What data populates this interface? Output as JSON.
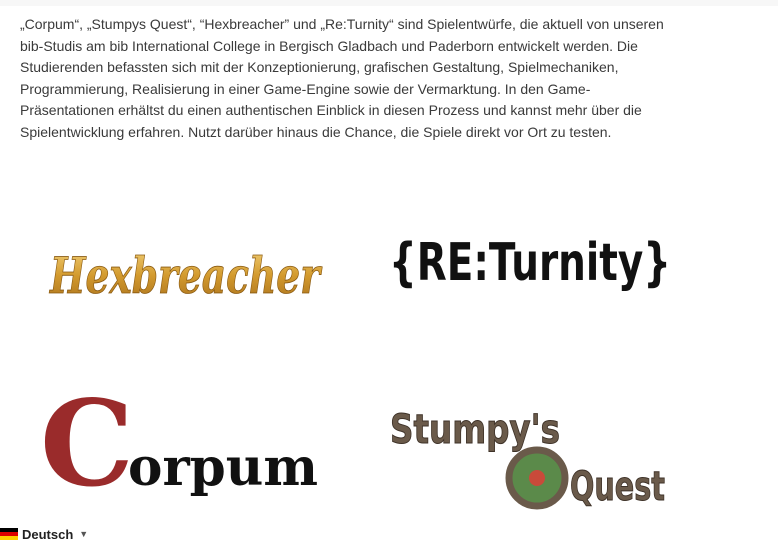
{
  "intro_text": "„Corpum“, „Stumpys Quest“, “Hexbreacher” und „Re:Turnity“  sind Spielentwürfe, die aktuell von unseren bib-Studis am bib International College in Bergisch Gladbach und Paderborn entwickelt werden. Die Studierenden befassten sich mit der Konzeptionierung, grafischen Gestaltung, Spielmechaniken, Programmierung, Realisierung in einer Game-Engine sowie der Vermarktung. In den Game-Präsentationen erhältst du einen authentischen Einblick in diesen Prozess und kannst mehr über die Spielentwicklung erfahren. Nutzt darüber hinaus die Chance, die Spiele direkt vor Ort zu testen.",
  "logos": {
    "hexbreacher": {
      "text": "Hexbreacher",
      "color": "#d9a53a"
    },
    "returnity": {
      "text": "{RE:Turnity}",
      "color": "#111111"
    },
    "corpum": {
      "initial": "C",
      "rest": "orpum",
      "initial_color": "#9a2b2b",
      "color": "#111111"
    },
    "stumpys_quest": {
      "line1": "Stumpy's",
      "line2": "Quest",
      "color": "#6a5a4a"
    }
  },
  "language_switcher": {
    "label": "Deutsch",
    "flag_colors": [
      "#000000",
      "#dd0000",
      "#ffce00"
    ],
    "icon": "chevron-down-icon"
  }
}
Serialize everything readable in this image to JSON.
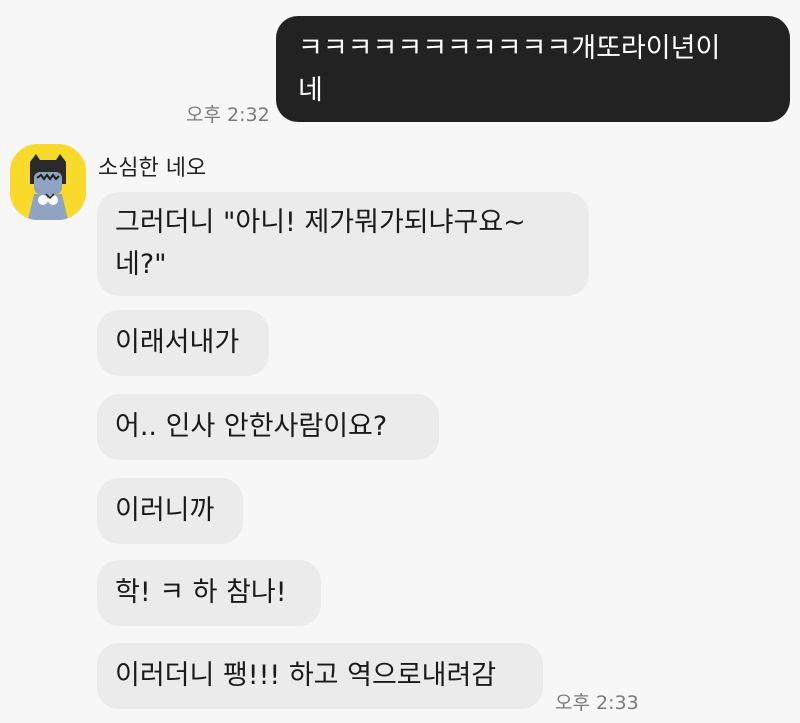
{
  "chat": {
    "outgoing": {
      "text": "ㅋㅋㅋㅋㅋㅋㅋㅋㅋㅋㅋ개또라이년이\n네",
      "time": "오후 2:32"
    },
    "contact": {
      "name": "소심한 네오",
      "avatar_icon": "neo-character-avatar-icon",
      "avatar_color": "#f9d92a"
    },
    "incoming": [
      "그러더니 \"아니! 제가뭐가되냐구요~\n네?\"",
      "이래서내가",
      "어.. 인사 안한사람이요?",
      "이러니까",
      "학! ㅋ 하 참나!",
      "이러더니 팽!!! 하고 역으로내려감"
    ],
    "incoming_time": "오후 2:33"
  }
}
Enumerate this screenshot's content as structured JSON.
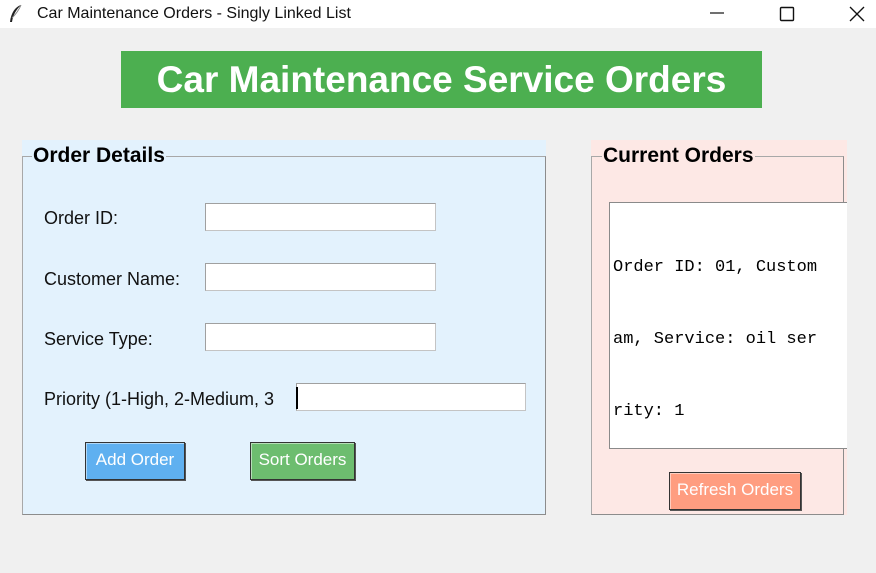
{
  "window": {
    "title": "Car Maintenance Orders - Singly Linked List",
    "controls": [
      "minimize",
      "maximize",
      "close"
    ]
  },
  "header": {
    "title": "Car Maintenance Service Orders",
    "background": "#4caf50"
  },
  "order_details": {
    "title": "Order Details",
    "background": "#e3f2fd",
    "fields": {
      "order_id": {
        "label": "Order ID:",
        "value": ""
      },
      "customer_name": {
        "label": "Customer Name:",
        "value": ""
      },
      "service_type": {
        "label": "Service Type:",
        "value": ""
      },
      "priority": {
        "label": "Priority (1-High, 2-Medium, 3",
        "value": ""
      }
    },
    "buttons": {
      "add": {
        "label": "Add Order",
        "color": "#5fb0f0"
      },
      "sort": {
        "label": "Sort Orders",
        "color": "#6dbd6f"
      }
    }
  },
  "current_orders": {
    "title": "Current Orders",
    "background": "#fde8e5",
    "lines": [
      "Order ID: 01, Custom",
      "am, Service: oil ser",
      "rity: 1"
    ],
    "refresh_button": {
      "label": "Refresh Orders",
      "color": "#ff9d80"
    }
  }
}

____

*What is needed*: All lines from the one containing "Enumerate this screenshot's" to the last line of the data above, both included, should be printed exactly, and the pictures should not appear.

*Written answer*:
Enumerate this screenshot's content as structured JSON.
{
  "window": {
    "title": "Car Maintenance Orders - Singly Linked List",
    "controls": [
      "minimize",
      "maximize",
      "close"
    ]
  },
  "header": {
    "title": "Car Maintenance Service Orders",
    "background": "#4caf50"
  },
  "order_details": {
    "title": "Order Details",
    "background": "#e3f2fd",
    "fields": {
      "order_id": {
        "label": "Order ID:",
        "value": ""
      },
      "customer_name": {
        "label": "Customer Name:",
        "value": ""
      },
      "service_type": {
        "label": "Service Type:",
        "value": ""
      },
      "priority": {
        "label": "Priority (1-High, 2-Medium, 3",
        "value": ""
      }
    },
    "buttons": {
      "add": {
        "label": "Add Order",
        "color": "#5fb0f0"
      },
      "sort": {
        "label": "Sort Orders",
        "color": "#6dbd6f"
      }
    }
  },
  "current_orders": {
    "title": "Current Orders",
    "background": "#fde8e5",
    "lines": [
      "Order ID: 01, Custom",
      "am, Service: oil ser",
      "rity: 1"
    ],
    "refresh_button": {
      "label": "Refresh Orders",
      "color": "#ff9d80"
    }
  }
}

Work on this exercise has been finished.